------ TASK MATERIAL

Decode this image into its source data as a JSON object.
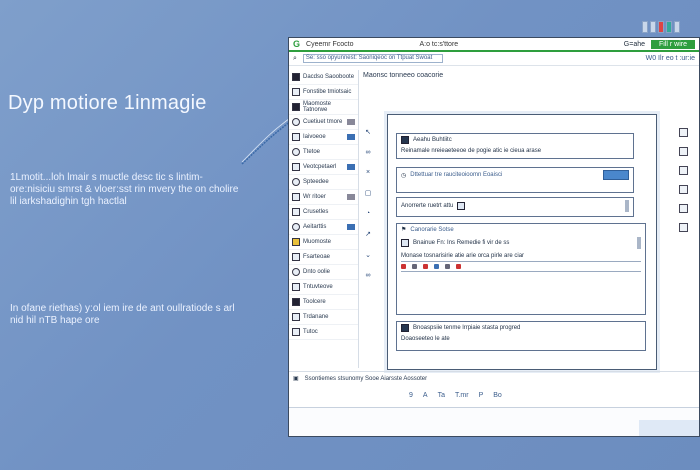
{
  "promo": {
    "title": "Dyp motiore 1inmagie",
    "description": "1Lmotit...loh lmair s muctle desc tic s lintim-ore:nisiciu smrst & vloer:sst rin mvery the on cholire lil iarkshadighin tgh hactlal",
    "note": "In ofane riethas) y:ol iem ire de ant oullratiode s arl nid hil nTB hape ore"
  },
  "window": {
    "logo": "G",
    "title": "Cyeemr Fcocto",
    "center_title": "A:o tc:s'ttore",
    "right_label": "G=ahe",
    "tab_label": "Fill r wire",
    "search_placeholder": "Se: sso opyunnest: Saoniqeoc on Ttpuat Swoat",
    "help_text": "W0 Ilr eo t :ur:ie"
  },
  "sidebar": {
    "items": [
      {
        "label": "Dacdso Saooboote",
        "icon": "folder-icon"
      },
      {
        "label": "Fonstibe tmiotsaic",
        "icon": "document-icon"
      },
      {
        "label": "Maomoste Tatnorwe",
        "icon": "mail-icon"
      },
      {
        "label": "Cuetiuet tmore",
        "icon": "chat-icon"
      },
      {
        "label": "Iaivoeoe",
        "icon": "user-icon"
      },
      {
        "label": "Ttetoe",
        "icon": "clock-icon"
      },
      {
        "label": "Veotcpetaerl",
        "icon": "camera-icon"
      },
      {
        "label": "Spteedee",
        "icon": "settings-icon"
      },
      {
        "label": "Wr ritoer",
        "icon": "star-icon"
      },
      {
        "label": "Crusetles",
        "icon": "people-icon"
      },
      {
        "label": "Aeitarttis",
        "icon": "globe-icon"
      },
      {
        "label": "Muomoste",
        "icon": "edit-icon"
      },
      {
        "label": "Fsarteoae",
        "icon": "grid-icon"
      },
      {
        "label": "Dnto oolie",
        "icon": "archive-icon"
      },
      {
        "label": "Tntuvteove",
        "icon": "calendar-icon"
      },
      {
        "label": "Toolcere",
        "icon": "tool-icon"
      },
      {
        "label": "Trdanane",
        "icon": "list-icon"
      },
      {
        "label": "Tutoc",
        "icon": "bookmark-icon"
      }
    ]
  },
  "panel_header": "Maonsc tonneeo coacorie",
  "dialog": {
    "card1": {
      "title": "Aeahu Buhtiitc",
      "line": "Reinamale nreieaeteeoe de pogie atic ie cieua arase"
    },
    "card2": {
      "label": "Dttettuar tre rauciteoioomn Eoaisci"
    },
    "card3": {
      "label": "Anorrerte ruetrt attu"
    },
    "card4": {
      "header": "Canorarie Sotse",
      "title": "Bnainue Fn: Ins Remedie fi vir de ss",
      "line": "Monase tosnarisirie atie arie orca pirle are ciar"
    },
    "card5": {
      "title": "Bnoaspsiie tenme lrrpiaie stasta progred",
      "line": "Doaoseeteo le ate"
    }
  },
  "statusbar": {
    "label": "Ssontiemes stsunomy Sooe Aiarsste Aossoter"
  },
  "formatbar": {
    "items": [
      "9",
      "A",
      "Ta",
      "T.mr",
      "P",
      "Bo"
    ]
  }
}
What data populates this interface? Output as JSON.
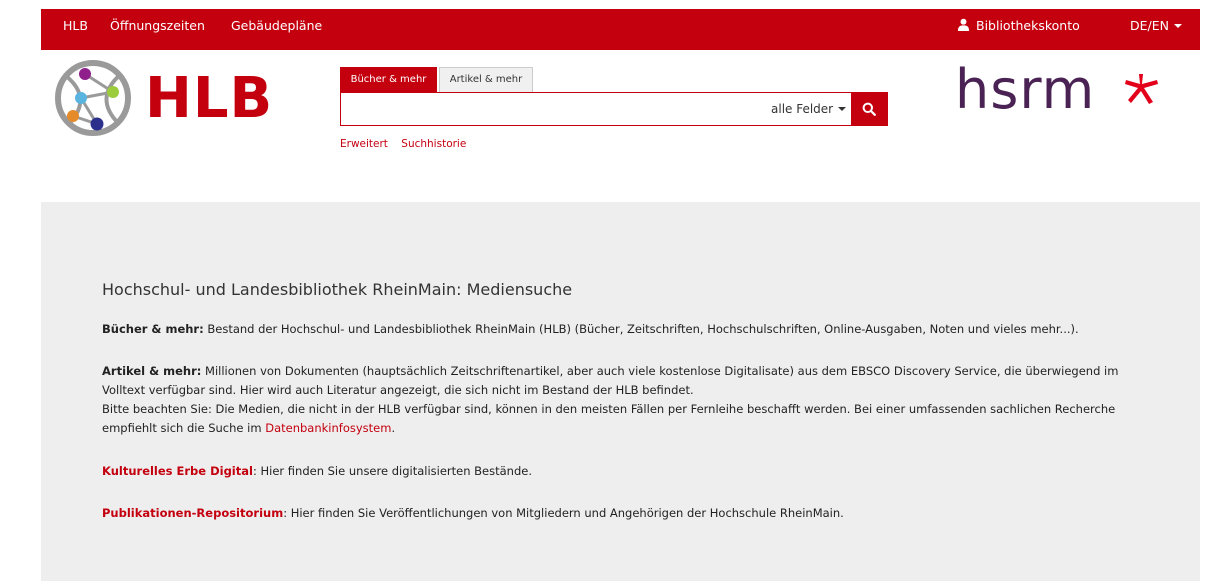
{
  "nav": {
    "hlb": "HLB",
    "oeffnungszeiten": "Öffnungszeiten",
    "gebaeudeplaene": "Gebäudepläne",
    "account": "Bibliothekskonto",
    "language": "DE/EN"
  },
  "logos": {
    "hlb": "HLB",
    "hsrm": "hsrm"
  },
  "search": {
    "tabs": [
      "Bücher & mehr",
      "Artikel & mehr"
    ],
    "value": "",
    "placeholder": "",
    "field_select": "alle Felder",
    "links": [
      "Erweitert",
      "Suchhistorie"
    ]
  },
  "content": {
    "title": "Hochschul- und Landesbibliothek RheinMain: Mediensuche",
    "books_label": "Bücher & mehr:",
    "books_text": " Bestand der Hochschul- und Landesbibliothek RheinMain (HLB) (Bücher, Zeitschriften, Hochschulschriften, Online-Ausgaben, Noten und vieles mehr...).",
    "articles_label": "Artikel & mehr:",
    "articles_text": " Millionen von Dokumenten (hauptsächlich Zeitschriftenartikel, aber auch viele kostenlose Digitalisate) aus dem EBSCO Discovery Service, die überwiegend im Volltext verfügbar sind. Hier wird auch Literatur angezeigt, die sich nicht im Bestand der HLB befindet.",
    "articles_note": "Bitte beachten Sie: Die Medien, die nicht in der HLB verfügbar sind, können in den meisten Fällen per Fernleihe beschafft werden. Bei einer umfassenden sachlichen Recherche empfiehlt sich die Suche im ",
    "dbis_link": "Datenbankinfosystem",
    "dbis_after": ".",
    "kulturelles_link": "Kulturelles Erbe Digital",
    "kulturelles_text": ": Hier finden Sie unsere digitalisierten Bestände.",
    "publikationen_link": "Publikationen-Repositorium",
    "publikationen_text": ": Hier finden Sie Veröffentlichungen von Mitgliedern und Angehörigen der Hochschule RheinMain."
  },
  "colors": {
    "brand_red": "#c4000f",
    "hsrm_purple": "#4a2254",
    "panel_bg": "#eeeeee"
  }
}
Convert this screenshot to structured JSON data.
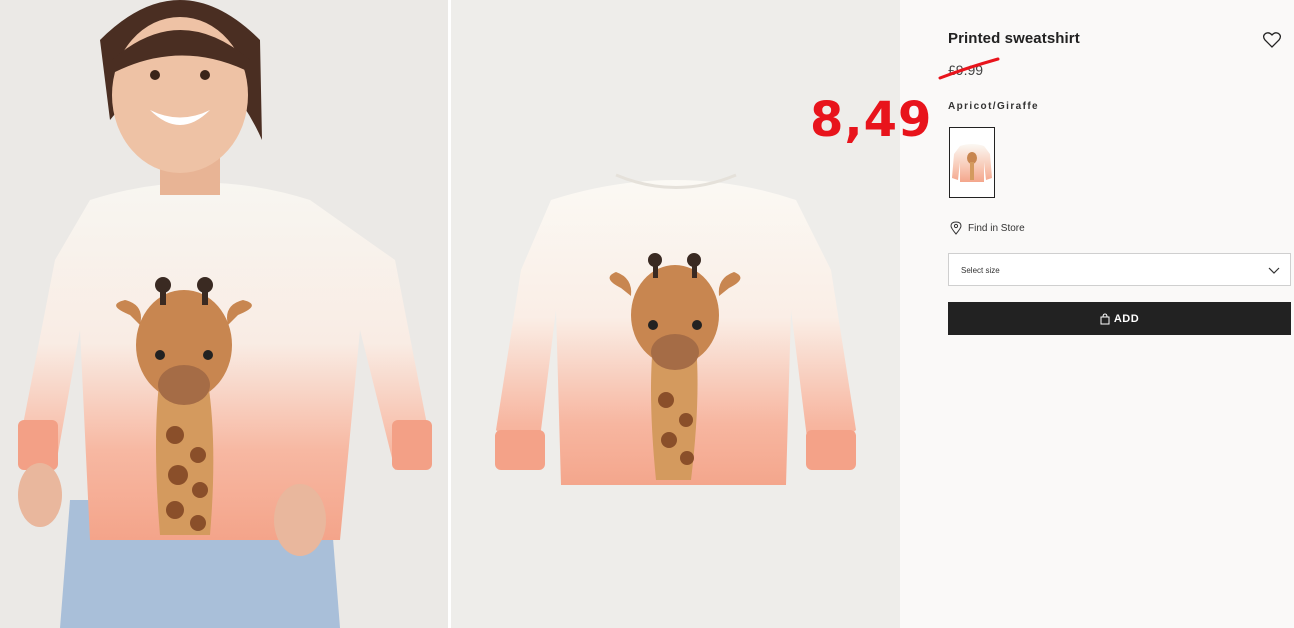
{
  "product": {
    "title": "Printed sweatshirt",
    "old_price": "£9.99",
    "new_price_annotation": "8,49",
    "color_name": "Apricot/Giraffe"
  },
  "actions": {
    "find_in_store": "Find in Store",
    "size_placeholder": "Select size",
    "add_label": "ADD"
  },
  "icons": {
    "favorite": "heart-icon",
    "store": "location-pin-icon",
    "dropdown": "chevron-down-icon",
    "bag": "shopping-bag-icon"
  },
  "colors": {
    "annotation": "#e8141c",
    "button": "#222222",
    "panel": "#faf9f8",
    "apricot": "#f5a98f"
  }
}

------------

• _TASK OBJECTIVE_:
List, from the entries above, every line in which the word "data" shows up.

• _ANSWER TO THE EXERCISE_:
Decode this image into its source data as a JSON object.
What data populates this interface? Output as JSON.
Convert this screenshot to structured JSON data.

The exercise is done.